There are lots of little coloured fish in the ponds so I guess that the Carp must have spawned successfully.
The Badgers are being very co-operative 12 out feeding at the same time. What a group,
Mr Greedy is still the dominant Badger, he lies on as many peanuts as possible (as above) and snaps at the others if they approach too close. He is a least half again as big as the next sized Badger!
Emergence is around 10.30pm, they are very cautious for the first few minutes but soon get accustomed to the outdoor noises with the exception of the wind. They are all distinctly jumpy when the wind is blowing hard, probably because the sound of the wind covers most other noises.

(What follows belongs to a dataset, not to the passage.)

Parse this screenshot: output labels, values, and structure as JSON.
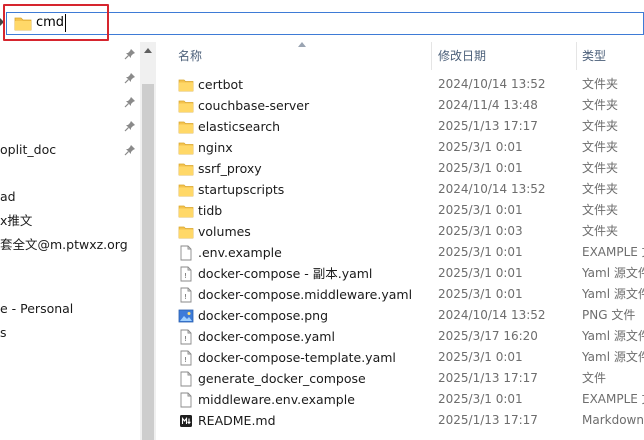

The Swallows are now on their second brood and feed their young tirelessly from dawn to dusk, my grass mower is situated in the barn where one family has built it’s nest. I have had to put a plastic cover over it to keep all the droppings of the paintwork and seat. It really is a joy to hear their chitterings as I enter the barn and well worth the little effort required to clear up their mess.
Our main crop this year is field beans, this year they have grown to about 6 feet tall.The Badgers love them as they give them excellent cover with a multitude of all the delicacies that they like to eat contained therein.
Several of our watchers have been feeding deer with raisins from the Mobile home window! The deer come for their supper at about 9pm as the evening proceeds toward dusk.
Harvest time, The Badgers have taken about a quarter of an acre of wheat out of one field right in front of the Mobile Home ! I hope they enjoyed it, I did not. Now the wheat is in the Barn and although the Badgers will get some of it it will be as and when the weather dictates and I will guarrantee they will not waste any!
The Swallows are getting ready for their exodus we still have one pair with young in the Barn, their third brood this summer! I fear for them as it is very late in the year for the young to get big enough to make the migration. Lets hope we have an Indian summer in October.
The Badger cubs are now nearly the same size as the adults apart from their size you can easily pick them out by their “impish behaviour”. There has been alot of digging in the far sett, tons of dirt excavated and new bedding taken down even Mo Mo had to check it out.
The Swallows have all gone, except two. I presume that these are the parents, filling themselves with food to get enough energy to make the migration.
October 12th 1998
The Last Two swallows have gone, here yesterday and gone today, on their flight south.
The first white frost amazing that the swallows knew that it was coming
Total sightings of Badgers by our Badgerwatchers so far this year = 700
Next update with latest 1998 badger photo’s end of 98 begining of 99